What you have to do: Your task is to print all of the data below exactly, with no pictures included.

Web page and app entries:
•••

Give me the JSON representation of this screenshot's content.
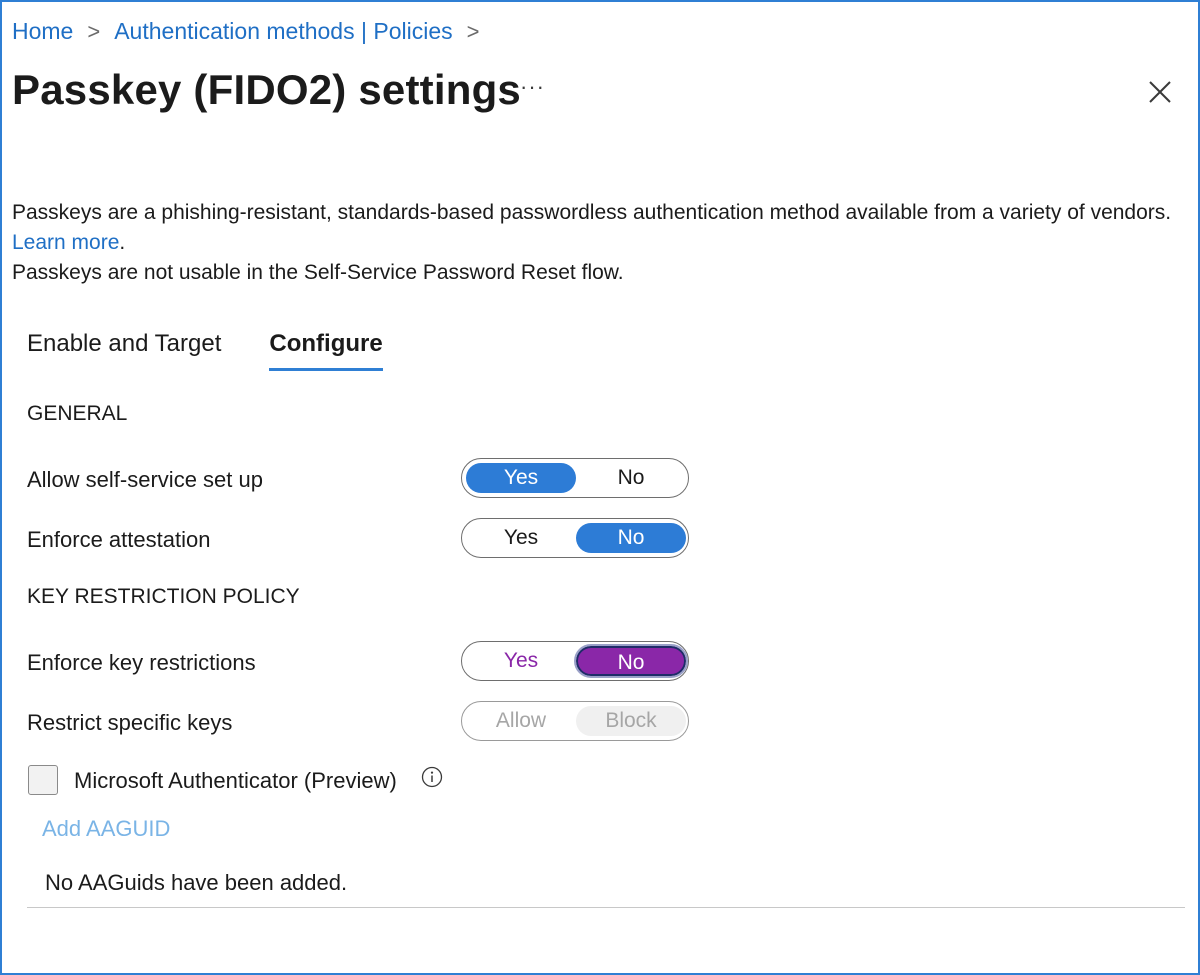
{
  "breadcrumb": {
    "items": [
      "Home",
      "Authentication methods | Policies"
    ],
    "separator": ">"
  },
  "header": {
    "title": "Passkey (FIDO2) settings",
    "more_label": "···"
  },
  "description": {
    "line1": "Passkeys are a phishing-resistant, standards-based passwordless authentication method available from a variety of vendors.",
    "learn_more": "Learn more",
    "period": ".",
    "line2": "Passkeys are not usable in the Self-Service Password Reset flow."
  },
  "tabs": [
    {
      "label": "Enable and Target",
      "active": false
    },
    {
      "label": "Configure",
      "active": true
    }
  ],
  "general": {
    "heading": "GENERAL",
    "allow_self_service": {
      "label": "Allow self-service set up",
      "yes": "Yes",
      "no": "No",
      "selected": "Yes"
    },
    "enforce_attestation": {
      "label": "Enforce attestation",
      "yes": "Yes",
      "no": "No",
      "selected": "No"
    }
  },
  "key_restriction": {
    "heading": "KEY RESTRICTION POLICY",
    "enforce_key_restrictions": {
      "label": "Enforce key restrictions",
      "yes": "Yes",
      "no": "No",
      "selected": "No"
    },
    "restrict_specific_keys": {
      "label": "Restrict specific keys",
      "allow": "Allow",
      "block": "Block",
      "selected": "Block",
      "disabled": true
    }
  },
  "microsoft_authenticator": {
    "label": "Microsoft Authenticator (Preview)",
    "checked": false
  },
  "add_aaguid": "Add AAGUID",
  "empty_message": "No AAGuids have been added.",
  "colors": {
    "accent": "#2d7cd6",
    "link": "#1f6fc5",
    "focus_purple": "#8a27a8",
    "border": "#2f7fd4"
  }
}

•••

Output:
Give me the JSON representation of this screenshot's content.
{
  "breadcrumb": {
    "items": [
      "Home",
      "Authentication methods | Policies"
    ],
    "separator": ">"
  },
  "header": {
    "title": "Passkey (FIDO2) settings",
    "more_label": "···"
  },
  "description": {
    "line1": "Passkeys are a phishing-resistant, standards-based passwordless authentication method available from a variety of vendors.",
    "learn_more": "Learn more",
    "period": ".",
    "line2": "Passkeys are not usable in the Self-Service Password Reset flow."
  },
  "tabs": [
    {
      "label": "Enable and Target",
      "active": false
    },
    {
      "label": "Configure",
      "active": true
    }
  ],
  "general": {
    "heading": "GENERAL",
    "allow_self_service": {
      "label": "Allow self-service set up",
      "yes": "Yes",
      "no": "No",
      "selected": "Yes"
    },
    "enforce_attestation": {
      "label": "Enforce attestation",
      "yes": "Yes",
      "no": "No",
      "selected": "No"
    }
  },
  "key_restriction": {
    "heading": "KEY RESTRICTION POLICY",
    "enforce_key_restrictions": {
      "label": "Enforce key restrictions",
      "yes": "Yes",
      "no": "No",
      "selected": "No"
    },
    "restrict_specific_keys": {
      "label": "Restrict specific keys",
      "allow": "Allow",
      "block": "Block",
      "selected": "Block",
      "disabled": true
    }
  },
  "microsoft_authenticator": {
    "label": "Microsoft Authenticator (Preview)",
    "checked": false
  },
  "add_aaguid": "Add AAGUID",
  "empty_message": "No AAGuids have been added.",
  "colors": {
    "accent": "#2d7cd6",
    "link": "#1f6fc5",
    "focus_purple": "#8a27a8",
    "border": "#2f7fd4"
  }
}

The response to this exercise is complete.